So logically the next step in this little exercise must be to have Boomer drop whatever he has in those drool filled jaws into your hand.
This is done with (now don’t get scared, yes there is a fancy phrase coming up, but I will explain it) Shaping by Successive Approximation. (Behaviorist/Doggie people get very fussy about definitions. Plus, you will hear more about this in the next two steps.) Simply put, those fancy words just mean moving slowly and moving a behavior one tiny step at a time, until you finally have completed the whole behavior.
(1) So at first you click for getting the object close to your hand. Then, we raise the
(2) Behavioral Criterion (I know, more big words…that just means you start to click and treat only when the object starts to move closer to your hand.) Once it drops into your hand, throw a party and
(3) Jackpot him, (Jackpotting…just means he gets surprised with being given a lot more treats for hitting it right…Think of a slot machine when you hit the Jackpot (except there are no bells, whistles or lights for hitting the jackpot in dog training, but there is a big surprise party for Boomer with a big payout, in the way of his extra treats).
At this point in the sequence, it’s time to start adding a verbal cue. Just make sure you do it in this order; Boomer has item in his jaws, you say “give,” Boomer drops item into your hand, then the click and treat. Make sure your timing is right on this because if you mess up the timing, your verbal cue is lost.
That’s pretty much it for the first step. We have two more steps that are coming up to cover.
For some dogs, when they get a toy they start to run and play keep away before you can do anything. If yours is one of those frisky guys, don’t buy into his little game. This is when you need to hone one in on your acting skills. You need to tease him and convince him that your treat is far more valuable than just a silly little toy, and remember to not get stuck on just one item. Mix up the items you have him give to you.

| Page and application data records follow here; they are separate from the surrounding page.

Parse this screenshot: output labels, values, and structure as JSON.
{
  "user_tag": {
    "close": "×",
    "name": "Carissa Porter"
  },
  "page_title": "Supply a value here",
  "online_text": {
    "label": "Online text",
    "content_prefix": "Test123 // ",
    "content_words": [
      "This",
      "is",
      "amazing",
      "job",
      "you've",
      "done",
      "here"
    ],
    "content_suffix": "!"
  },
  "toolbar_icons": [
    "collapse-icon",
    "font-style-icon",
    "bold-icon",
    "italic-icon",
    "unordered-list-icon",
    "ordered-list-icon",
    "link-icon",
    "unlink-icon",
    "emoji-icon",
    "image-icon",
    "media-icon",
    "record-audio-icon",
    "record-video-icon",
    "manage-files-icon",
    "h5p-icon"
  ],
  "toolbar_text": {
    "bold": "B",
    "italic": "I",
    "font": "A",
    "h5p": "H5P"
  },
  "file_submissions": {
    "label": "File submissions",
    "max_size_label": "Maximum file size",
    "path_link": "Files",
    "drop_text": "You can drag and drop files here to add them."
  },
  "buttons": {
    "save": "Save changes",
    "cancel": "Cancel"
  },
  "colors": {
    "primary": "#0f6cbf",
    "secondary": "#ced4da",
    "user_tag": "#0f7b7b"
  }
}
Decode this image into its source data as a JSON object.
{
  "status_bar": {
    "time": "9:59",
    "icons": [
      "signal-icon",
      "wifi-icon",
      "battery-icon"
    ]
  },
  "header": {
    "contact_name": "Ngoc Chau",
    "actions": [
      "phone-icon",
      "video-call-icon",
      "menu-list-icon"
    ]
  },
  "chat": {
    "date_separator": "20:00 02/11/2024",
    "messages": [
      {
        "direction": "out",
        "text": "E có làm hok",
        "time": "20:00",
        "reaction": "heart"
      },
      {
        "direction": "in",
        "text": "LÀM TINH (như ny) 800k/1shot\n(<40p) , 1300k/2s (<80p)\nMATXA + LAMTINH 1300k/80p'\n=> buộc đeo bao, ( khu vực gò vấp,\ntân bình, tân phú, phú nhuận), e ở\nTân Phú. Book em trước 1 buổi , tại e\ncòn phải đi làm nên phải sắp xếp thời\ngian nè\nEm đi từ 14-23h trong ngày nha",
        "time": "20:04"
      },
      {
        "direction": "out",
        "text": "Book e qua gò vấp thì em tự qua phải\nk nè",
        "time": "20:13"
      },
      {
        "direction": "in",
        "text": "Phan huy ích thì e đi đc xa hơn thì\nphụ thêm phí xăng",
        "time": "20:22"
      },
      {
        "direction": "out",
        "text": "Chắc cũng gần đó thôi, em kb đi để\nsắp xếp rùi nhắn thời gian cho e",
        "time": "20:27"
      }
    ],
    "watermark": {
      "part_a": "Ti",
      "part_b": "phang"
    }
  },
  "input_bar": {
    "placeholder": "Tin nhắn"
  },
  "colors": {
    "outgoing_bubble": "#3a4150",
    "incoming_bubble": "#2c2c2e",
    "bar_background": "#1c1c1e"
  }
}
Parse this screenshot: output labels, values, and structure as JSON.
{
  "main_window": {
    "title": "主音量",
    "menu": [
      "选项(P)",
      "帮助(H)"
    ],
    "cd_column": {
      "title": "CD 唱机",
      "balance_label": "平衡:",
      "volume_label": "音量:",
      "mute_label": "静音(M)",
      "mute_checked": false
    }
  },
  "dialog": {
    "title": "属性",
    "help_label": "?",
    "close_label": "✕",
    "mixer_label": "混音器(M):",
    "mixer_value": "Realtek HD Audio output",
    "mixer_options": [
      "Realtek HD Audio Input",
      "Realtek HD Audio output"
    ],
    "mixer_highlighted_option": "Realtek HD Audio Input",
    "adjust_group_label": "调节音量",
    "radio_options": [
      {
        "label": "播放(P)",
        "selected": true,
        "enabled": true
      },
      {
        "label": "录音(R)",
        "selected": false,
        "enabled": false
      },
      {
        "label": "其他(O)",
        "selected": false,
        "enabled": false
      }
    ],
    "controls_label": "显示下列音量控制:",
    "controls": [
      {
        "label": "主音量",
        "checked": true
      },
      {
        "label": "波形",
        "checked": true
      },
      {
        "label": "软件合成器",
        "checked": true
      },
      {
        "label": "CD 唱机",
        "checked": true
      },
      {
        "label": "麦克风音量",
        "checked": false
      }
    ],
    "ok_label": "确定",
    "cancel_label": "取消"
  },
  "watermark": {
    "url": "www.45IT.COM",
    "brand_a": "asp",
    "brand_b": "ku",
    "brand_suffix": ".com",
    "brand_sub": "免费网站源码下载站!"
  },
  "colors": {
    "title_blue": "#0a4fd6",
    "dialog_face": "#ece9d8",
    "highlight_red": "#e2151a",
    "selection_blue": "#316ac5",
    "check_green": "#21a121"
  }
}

Also, there are some dogs who have been so poorly trained that they will only do what is asked if they can see the treat. (This is not good training). Once you have made headway on the behavior and you are to the point of him dropping the item into your hand, stop letting Boomer see the treat. Now the treat only comes out when the behavior is completed. (See Variable Rate of Reinforcement for additional info.)